_Records from a collection:_
+--

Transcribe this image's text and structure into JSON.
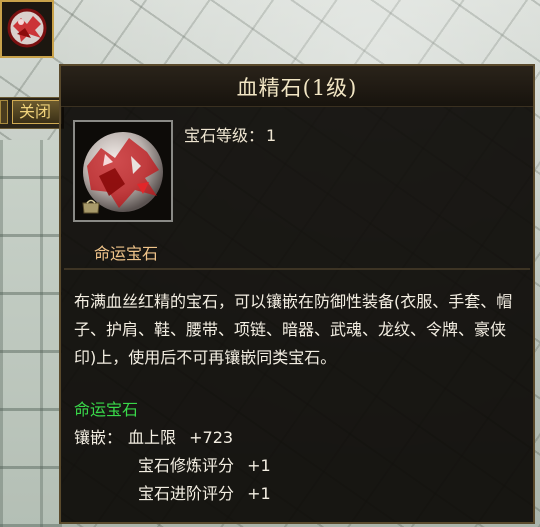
{
  "slot": {
    "icon": "blood-essence-gem-icon"
  },
  "close_button": {
    "label": "关闭"
  },
  "tooltip": {
    "title": "血精石(1级)",
    "level_label": "宝石等级：",
    "level_value": "1",
    "category": "命运宝石",
    "description": "布满血丝红精的宝石，可以镶嵌在防御性装备(衣服、手套、帽子、护肩、鞋、腰带、项链、暗器、武魂、龙纹、令牌、豪侠印)上，使用后不可再镶嵌同类宝石。",
    "gem_type": "命运宝石",
    "inlay_label": "镶嵌：",
    "inlay_stats": [
      {
        "name": "血上限",
        "value": "+723"
      },
      {
        "name": "宝石修炼评分",
        "value": "+1"
      },
      {
        "name": "宝石进阶评分",
        "value": "+1"
      }
    ]
  },
  "colors": {
    "title": "#f2e6c4",
    "category": "#f0c48a",
    "gem_type": "#39d84a",
    "border_gold": "#c9a24a"
  }
}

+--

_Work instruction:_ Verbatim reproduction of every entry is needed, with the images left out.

_Answer to the problem:_
Transcribe this image's text and structure into JSON.
{
  "slot": {
    "icon": "blood-essence-gem-icon"
  },
  "close_button": {
    "label": "关闭"
  },
  "tooltip": {
    "title": "血精石(1级)",
    "level_label": "宝石等级：",
    "level_value": "1",
    "category": "命运宝石",
    "description": "布满血丝红精的宝石，可以镶嵌在防御性装备(衣服、手套、帽子、护肩、鞋、腰带、项链、暗器、武魂、龙纹、令牌、豪侠印)上，使用后不可再镶嵌同类宝石。",
    "gem_type": "命运宝石",
    "inlay_label": "镶嵌：",
    "inlay_stats": [
      {
        "name": "血上限",
        "value": "+723"
      },
      {
        "name": "宝石修炼评分",
        "value": "+1"
      },
      {
        "name": "宝石进阶评分",
        "value": "+1"
      }
    ]
  },
  "colors": {
    "title": "#f2e6c4",
    "category": "#f0c48a",
    "gem_type": "#39d84a",
    "border_gold": "#c9a24a"
  }
}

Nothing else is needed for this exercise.